                        Female, 5'3", 50, Max squat: 202.5lbs. Max deadlift: 225 x 3.

                        Comment


                        • #13
                          I'm glad you guys enjoyed it as much as I did!

                          Yeah the Yoplait thing really made my head spin a bit. I used to love Yoplait, it was my favorite brand, though I never got too into the fancy dessert combo flavors I loved their peach, lemon, and cherry.

                          I wouldn't touch any of it these days with a 20 foot pole, lol. >.<

                          I posted this article on Facebook as well, and my co-worker actually read it. Then he basically brought up to me that he understands why the companies do it, because profit is more important than anything else. And I'm like, yeah, totally. We are in business, they are in business, everything is a business and we all need to make money. But making money at the expense of the health of others is incredibly unethical, and it is scary that it is allowed to continue despite the fact that they teach things like business ethics and social responsibility in most business and marketing classes at the college level. (I am taking such a class right now, and the text book has quite a few chapters devoted specifically to ethics in marketing.)

                          Same co worker is mostly amusedly tolerated regarding all my dietary stuff. He hates all vegetables and eats nothing but meat, crackers, soda, and candy bars. xD He is very fit despite this.
                          yay!

                          Comment


                          • #14
                            I am that naive person that believes selling a quality healthy product to a customer means you both get value. The customer gets that healthy product, and you get their money. That would be a type of ambition.

                            Selling garbage and trying to make your customer so sick that they crave (as in drug addiction) your product is different. Then the customer gets no value, but you still get their money. That would be a type of greed.

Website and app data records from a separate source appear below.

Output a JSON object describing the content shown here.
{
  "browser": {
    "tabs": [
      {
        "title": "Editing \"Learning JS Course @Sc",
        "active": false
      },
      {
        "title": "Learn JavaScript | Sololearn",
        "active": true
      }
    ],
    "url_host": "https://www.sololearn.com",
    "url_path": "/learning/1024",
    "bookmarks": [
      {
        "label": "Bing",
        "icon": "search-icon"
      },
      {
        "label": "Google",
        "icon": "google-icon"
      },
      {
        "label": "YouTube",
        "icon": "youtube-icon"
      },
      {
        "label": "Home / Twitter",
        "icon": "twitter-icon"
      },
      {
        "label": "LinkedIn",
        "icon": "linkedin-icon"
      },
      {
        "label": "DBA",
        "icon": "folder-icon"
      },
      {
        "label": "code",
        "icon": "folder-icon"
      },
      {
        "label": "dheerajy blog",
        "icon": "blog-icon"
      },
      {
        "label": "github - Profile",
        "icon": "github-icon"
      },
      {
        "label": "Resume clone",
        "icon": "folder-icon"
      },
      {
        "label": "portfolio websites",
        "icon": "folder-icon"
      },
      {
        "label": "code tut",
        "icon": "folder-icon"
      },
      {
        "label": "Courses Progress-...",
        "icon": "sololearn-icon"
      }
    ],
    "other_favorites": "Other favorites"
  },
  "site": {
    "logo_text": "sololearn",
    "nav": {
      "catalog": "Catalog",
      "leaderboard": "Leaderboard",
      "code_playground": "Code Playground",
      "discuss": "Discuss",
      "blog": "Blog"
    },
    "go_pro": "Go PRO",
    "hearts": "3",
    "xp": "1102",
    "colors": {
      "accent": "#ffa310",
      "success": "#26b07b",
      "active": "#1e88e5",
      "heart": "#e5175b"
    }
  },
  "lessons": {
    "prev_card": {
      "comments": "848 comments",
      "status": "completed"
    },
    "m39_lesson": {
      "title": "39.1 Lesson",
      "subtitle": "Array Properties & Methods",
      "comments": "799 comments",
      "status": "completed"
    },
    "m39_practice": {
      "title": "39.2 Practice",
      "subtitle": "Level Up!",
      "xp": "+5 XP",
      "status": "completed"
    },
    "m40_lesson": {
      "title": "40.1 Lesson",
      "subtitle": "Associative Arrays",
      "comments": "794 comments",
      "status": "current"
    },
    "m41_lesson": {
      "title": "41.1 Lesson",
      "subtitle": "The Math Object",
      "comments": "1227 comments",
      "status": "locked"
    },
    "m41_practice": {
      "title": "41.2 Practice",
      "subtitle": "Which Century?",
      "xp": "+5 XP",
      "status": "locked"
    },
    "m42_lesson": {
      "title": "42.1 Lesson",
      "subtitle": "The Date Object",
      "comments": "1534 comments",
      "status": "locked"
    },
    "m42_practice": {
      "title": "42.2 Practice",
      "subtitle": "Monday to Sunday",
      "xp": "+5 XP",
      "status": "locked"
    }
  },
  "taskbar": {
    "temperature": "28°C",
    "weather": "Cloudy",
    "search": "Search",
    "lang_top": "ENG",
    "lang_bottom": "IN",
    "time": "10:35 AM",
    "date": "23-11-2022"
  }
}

                            The business community has allowed itself to become morally bankrupt. Lazy consumers are almost as much to blame. I tend to forgive ignorance (the consumers that buy this crap) slightly more than I forgive stealing money from ignorant people. YMMV.

                            It may never turn around, but hopefully, with Vegetarians/Vegans, Primals/Paleos, hippies, off-the-grid-ers, etc., we'll all make a dent.
                            "Right is right, even if no one is doing it; wrong is wrong, even if everyone is doing it." - St. Augustine

                            B*tch-lite

                            Who says back fat is a bad thing? Maybe on a hairy guy at the beach, but not on a crab.

                            Comment


                            • #15
                              Originally posted by JoanieL View Post
                              Selling garbage and trying to make your customer so sick that they crave (as in drug addiction) your product is different. Then the customer gets no value, but you still get their money.
                              That's not quite true though. The customer gets convenience, tastiness, and can subsist on the junk easily. It's just that we place a much higher value on nutritious food than they do. And we have a different idea of what healthy food is.
                              Disclaimer: I eat 'meat and vegetables' ala Primal, although I don't agree with the carb curve. I like Perfect Health Diet and WAPF Lactofermentation a lot.

                              Griff's cholesterol primer
                              5,000 Cal Fat <> 5,000 Cal Carbs
                              Winterbike: What I eat every day is what other people eat to treat themselves.
                              TQP: I find for me that nutrition is much more important than what I do in the gym.
                              bloodorchid is always right

                              Comment

                              Working...
                              X